Quantum Week 2024 review

27 May 2024

Oliver Brown, leader of EPCC's Quantum Group, reviews Quantum Week, which this year was held in Edinburgh.

Quantum Week 2024 comprised three events: 

Quantum Week AIMday 

This was the second quantum computing AIMday hosted by the University of Edinburgh and sponsored by the Quantum Computing Application Cluster (QCA). The AIMday format invites industry representatives to pitch their problems to a room full of academics and invite discussion on ways those problems could be solved. Discussion last year was quite lively, and this year was no different!

Quite often the AIMday discussions act more as an opportunity for people to meet and to begin conversations rather than solve any problems on the day. That said, some funding is available through Impact Accelerator Account (IAA) schemes at each of the three QCA sites (Edinburgh, Glasgow, and Strathclyde), and AIMday participants are welcome to apply for support to get their ideas off the ground. Our IAA project on quantum machine learning for genomics with start-up Quantum Base Alpha has recently finished, and we hope results will be available soon! 

This was another successful quantum computing AIMday, with lots of interesting discussions both on the day and after. Many thanks to Hjalmar Eriksson from Edinburgh Innovations, and the QSL’s own Craig Skeldon for setting it all up! I look forward to next year’s iteration.

QCTiP 2024

We were delighted to welcome more than 280 attendees to Quantum Computing Theory in Practice 2024 (QCTiP), hosted at The University of Edinburgh by the Quantum Software Lab. 

As chair of the local organising committee I wish it had been a bit less popular. We had originally anticipated three-quarters as many attendees, and half as many talks, but how can I blame people for wanting to come to beautiful-and-unusually-sunny Edinburgh, especially with such an exciting and packed programme of talks on offer?

QCTiP really was a phenomenal success, and I couldn’t be more proud of the organising team. Extra special mention goes to Ramin Jafarzadegan, Operations Manager of the Quantum Software Lab, and the engine behind all of Quantum Week. I cannot emphasise enough that everything went as smoothly as it did only as a result of his incredible hard work!

For me personally the two highlights of the conference were, firstly, catching up with my own PhD supervisor, Michael Hartmann, as he presented his poster. Second, the wonderful conference dinner at Prestonfield House. Not only was there wonderful food and company, but the dinner also marked the close of QCTiP, and therefore the end of my responsibilities!

Quantum Software Lab Anniversary

The week ended with a bang, with an invitation-only day of celebration of the first year of the QSL. I am of course aware of some of the amazing work we’re doing, but it was great to see it all brought together and put into context through the day. 

It’s been fantastic working more closely with both colleagues in Informatics, and at the National Quantum Computing Centre (NQCC) over the past year. Huge thanks go to PI of the QSL, Elham Kashefi, and of course Director of the NQCC, Michael Cuthbert, for bringing us all together. I’m sure we’ll have many exciting results to share over the coming year. 

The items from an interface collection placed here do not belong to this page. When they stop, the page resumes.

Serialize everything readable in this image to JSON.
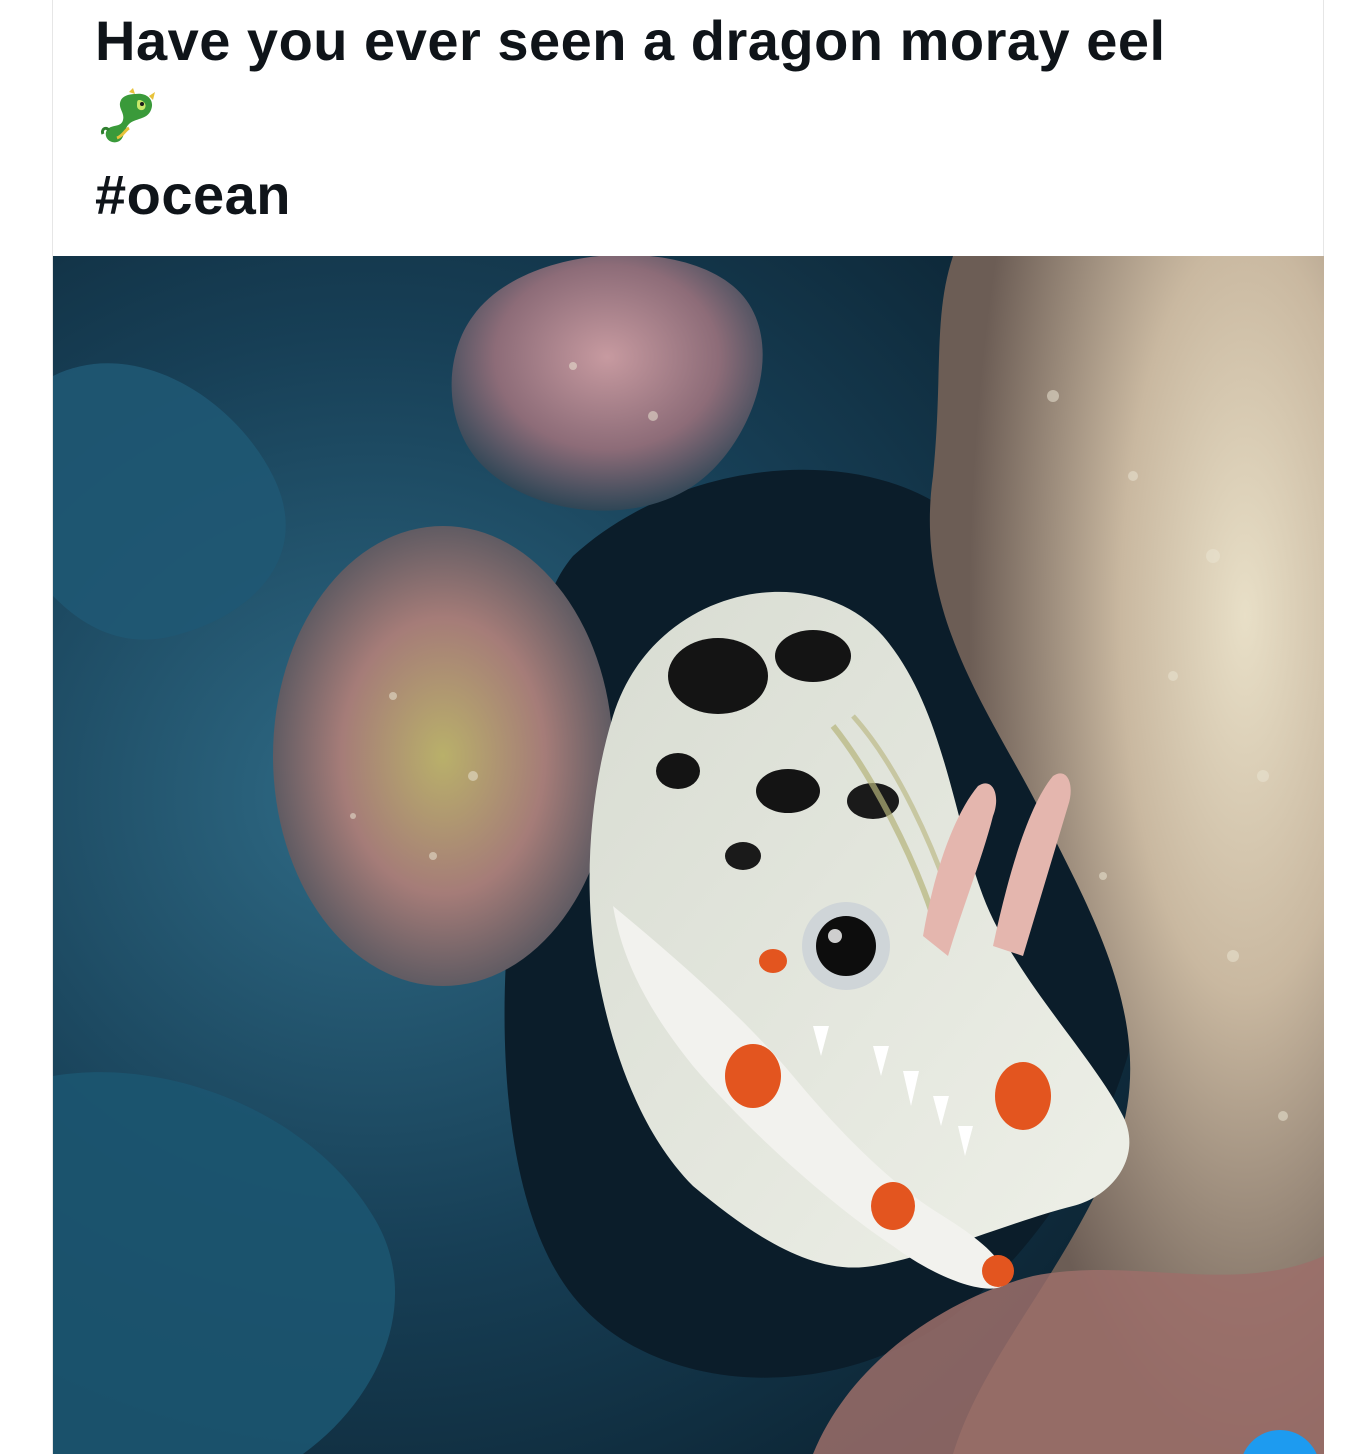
{
  "tweet": {
    "line1": "Have you ever seen a dragon moray eel",
    "emoji": "dragon-emoji",
    "hashtag": "#ocean"
  },
  "media": {
    "type": "photo",
    "subject": "dragon-moray-eel-photo"
  },
  "colors": {
    "text": "#0f1419",
    "accent": "#1d9bf0",
    "border": "#e6e6e6"
  }
}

Most exciting of all is the recent announcement of the new Centre for Doctoral Training in Quantum Informatics, led by the Quantum Software Lab. I’m really looking forward to the opportunity to train the next generation of quantum computing experts. I hope they will be able to use their skills to push at the boundaries of current computational capability, and find new ways to unlock new science. That is after all, what it’s all for!


Dr Oliver Thomson Brown
A man with big glasses and short hair, pictured in a modern office building.